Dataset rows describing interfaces
———
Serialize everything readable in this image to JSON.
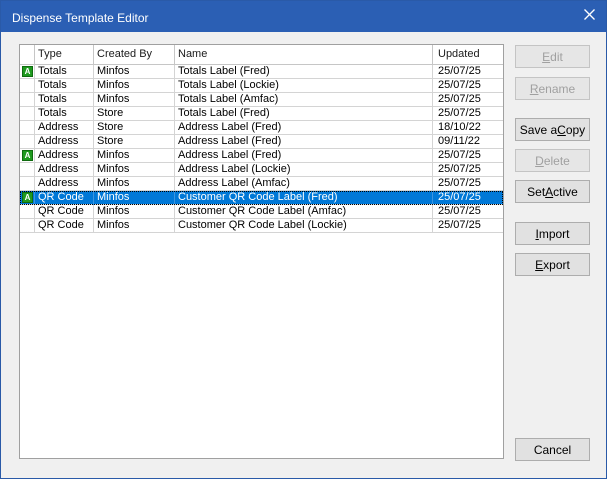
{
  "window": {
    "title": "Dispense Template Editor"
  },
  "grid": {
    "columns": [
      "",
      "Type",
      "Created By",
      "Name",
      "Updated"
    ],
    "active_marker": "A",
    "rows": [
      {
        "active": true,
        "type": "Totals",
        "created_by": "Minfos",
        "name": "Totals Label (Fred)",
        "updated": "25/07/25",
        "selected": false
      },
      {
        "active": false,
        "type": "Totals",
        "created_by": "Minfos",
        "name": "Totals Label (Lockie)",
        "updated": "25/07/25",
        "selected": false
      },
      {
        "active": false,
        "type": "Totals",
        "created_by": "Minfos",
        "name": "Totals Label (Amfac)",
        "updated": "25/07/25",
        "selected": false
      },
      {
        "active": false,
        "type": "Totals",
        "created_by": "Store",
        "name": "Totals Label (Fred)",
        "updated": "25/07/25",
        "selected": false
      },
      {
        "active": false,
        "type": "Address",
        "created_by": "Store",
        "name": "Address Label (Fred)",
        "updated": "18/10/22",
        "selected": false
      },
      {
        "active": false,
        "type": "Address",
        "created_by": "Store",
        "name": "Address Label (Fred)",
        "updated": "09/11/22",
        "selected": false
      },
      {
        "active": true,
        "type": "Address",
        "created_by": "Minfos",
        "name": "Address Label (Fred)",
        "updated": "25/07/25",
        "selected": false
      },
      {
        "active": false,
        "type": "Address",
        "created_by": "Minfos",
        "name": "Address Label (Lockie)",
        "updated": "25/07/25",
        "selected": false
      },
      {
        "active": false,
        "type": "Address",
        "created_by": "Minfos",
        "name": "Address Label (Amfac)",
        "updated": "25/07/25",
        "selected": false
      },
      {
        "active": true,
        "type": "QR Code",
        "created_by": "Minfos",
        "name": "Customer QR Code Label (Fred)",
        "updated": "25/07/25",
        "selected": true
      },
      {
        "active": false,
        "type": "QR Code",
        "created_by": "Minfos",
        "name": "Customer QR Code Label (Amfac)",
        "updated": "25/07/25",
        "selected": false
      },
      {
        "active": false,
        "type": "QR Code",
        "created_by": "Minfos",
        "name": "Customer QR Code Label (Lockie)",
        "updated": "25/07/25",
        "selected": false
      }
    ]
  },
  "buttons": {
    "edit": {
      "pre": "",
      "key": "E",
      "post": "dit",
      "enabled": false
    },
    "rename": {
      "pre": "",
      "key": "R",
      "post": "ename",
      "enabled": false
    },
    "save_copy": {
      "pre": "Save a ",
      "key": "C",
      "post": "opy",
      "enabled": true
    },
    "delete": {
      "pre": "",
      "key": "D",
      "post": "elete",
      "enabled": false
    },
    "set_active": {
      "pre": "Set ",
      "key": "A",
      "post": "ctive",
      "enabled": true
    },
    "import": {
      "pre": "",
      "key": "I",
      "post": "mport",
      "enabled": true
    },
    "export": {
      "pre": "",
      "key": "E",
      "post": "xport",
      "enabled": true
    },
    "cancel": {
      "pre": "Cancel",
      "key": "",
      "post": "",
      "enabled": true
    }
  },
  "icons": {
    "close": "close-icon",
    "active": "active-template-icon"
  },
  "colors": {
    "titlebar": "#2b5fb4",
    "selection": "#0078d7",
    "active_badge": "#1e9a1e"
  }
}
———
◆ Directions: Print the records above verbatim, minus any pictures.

◆ Final answer:
Serialize everything readable in this image to JSON.
{
  "window": {
    "title": "Dispense Template Editor"
  },
  "grid": {
    "columns": [
      "",
      "Type",
      "Created By",
      "Name",
      "Updated"
    ],
    "active_marker": "A",
    "rows": [
      {
        "active": true,
        "type": "Totals",
        "created_by": "Minfos",
        "name": "Totals Label (Fred)",
        "updated": "25/07/25",
        "selected": false
      },
      {
        "active": false,
        "type": "Totals",
        "created_by": "Minfos",
        "name": "Totals Label (Lockie)",
        "updated": "25/07/25",
        "selected": false
      },
      {
        "active": false,
        "type": "Totals",
        "created_by": "Minfos",
        "name": "Totals Label (Amfac)",
        "updated": "25/07/25",
        "selected": false
      },
      {
        "active": false,
        "type": "Totals",
        "created_by": "Store",
        "name": "Totals Label (Fred)",
        "updated": "25/07/25",
        "selected": false
      },
      {
        "active": false,
        "type": "Address",
        "created_by": "Store",
        "name": "Address Label (Fred)",
        "updated": "18/10/22",
        "selected": false
      },
      {
        "active": false,
        "type": "Address",
        "created_by": "Store",
        "name": "Address Label (Fred)",
        "updated": "09/11/22",
        "selected": false
      },
      {
        "active": true,
        "type": "Address",
        "created_by": "Minfos",
        "name": "Address Label (Fred)",
        "updated": "25/07/25",
        "selected": false
      },
      {
        "active": false,
        "type": "Address",
        "created_by": "Minfos",
        "name": "Address Label (Lockie)",
        "updated": "25/07/25",
        "selected": false
      },
      {
        "active": false,
        "type": "Address",
        "created_by": "Minfos",
        "name": "Address Label (Amfac)",
        "updated": "25/07/25",
        "selected": false
      },
      {
        "active": true,
        "type": "QR Code",
        "created_by": "Minfos",
        "name": "Customer QR Code Label (Fred)",
        "updated": "25/07/25",
        "selected": true
      },
      {
        "active": false,
        "type": "QR Code",
        "created_by": "Minfos",
        "name": "Customer QR Code Label (Amfac)",
        "updated": "25/07/25",
        "selected": false
      },
      {
        "active": false,
        "type": "QR Code",
        "created_by": "Minfos",
        "name": "Customer QR Code Label (Lockie)",
        "updated": "25/07/25",
        "selected": false
      }
    ]
  },
  "buttons": {
    "edit": {
      "pre": "",
      "key": "E",
      "post": "dit",
      "enabled": false
    },
    "rename": {
      "pre": "",
      "key": "R",
      "post": "ename",
      "enabled": false
    },
    "save_copy": {
      "pre": "Save a ",
      "key": "C",
      "post": "opy",
      "enabled": true
    },
    "delete": {
      "pre": "",
      "key": "D",
      "post": "elete",
      "enabled": false
    },
    "set_active": {
      "pre": "Set ",
      "key": "A",
      "post": "ctive",
      "enabled": true
    },
    "import": {
      "pre": "",
      "key": "I",
      "post": "mport",
      "enabled": true
    },
    "export": {
      "pre": "",
      "key": "E",
      "post": "xport",
      "enabled": true
    },
    "cancel": {
      "pre": "Cancel",
      "key": "",
      "post": "",
      "enabled": true
    }
  },
  "icons": {
    "close": "close-icon",
    "active": "active-template-icon"
  },
  "colors": {
    "titlebar": "#2b5fb4",
    "selection": "#0078d7",
    "active_badge": "#1e9a1e"
  }
}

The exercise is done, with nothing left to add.